EXERCISE REQUIREMENTS — Each line of the listing below containing the word "name" should be returned.

EXCERPTED DATA —
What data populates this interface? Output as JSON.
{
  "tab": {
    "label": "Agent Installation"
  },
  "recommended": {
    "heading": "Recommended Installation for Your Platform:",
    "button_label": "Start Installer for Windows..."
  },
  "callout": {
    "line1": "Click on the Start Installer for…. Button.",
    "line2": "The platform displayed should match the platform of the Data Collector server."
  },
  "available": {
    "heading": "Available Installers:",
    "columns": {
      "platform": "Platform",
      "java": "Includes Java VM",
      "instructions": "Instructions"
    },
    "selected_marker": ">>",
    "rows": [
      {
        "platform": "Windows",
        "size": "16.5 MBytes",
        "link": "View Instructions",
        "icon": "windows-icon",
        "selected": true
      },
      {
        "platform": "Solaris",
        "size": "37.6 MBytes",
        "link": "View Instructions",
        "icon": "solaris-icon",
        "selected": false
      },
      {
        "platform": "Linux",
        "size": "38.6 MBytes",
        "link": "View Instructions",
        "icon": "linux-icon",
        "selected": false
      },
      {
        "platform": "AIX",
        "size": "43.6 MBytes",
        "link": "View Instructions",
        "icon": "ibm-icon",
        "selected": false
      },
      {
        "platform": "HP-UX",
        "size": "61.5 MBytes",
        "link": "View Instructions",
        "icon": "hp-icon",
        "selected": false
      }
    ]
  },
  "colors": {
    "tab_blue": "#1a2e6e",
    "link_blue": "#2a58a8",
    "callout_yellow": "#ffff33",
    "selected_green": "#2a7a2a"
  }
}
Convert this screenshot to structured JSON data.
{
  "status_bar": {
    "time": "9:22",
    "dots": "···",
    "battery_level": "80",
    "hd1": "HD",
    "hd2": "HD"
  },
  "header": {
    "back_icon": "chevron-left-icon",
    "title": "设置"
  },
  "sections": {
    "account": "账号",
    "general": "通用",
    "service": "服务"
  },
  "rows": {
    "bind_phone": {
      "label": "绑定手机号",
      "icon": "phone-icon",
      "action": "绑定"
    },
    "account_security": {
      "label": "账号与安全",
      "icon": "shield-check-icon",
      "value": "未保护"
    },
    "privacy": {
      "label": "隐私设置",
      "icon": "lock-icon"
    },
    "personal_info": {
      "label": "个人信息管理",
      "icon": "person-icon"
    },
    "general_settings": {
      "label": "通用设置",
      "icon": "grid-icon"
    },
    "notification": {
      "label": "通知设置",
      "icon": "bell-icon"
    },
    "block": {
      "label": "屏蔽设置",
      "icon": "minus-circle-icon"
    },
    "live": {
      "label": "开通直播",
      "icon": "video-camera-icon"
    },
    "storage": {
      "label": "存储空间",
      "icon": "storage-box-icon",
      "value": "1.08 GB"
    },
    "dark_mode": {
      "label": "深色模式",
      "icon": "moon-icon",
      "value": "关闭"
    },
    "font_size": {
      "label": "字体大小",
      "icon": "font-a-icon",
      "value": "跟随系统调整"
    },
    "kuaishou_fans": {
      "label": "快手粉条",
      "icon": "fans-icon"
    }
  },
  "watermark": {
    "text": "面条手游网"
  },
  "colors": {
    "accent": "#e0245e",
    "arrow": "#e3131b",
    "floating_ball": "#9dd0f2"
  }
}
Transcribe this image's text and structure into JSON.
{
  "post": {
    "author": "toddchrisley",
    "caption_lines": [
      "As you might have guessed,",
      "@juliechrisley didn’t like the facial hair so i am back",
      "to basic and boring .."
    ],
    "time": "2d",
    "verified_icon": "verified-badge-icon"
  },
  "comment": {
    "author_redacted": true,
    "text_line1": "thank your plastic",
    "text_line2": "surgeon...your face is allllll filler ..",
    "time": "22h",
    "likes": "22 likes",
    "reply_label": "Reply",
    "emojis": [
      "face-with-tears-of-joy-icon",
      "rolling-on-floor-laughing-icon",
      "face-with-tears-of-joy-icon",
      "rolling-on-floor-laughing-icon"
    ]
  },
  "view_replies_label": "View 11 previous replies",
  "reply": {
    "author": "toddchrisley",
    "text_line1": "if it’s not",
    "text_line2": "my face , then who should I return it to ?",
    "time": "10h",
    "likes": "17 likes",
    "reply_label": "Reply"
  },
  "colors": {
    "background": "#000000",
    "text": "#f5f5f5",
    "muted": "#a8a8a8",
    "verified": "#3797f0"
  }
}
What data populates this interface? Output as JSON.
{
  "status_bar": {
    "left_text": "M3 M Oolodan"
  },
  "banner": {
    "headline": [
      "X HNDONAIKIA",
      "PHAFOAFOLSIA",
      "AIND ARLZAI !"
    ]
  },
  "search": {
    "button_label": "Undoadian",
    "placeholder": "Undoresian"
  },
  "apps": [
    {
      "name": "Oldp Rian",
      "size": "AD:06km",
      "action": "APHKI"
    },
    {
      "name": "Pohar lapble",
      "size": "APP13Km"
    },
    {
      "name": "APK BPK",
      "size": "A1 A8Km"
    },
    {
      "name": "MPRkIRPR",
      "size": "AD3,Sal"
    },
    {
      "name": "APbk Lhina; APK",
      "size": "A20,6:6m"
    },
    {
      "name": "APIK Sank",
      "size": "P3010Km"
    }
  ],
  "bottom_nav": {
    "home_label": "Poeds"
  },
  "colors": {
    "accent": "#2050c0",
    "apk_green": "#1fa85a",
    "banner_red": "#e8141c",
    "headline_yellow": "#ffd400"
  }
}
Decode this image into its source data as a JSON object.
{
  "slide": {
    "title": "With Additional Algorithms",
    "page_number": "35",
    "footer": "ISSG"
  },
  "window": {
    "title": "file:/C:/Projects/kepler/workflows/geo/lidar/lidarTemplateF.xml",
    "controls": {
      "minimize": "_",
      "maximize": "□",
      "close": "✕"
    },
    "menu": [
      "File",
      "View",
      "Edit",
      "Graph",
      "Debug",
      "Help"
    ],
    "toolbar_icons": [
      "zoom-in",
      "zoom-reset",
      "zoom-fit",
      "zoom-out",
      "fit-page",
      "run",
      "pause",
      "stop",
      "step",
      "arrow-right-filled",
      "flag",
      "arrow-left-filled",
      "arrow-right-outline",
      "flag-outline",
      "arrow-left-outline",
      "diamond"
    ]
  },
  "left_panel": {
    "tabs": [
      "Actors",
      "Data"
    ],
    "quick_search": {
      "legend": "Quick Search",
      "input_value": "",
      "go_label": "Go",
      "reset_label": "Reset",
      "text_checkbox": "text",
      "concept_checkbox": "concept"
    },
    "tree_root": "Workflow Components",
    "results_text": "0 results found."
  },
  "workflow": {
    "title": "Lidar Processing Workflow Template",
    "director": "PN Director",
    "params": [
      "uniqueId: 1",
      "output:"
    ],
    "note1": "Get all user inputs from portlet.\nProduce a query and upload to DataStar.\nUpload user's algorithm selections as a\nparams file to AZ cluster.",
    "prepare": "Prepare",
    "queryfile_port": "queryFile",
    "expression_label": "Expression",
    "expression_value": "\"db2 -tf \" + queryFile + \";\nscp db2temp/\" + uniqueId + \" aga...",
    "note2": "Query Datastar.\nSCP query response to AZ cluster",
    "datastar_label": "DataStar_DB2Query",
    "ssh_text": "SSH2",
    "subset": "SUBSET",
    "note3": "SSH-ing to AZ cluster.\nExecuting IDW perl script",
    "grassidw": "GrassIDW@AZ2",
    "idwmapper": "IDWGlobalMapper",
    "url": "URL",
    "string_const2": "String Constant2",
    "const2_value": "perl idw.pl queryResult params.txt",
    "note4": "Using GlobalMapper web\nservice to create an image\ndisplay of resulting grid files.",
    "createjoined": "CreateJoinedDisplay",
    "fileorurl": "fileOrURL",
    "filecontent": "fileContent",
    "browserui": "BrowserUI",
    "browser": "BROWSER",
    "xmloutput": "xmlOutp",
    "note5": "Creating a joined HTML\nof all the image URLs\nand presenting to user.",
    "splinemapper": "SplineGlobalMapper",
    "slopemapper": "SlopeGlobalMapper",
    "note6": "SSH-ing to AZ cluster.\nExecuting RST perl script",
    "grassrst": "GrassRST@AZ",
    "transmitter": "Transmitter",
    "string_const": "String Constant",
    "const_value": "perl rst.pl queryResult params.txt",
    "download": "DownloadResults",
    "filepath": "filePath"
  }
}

SOLUTION FOR THIS PROBLEM —
      "name": "Oldp Rian",
      "name": "Pohar lapble",
      "name": "APK BPK",
      "name": "MPRkIRPR",
      "name": "APbk Lhina; APK",
      "name": "APIK Sank",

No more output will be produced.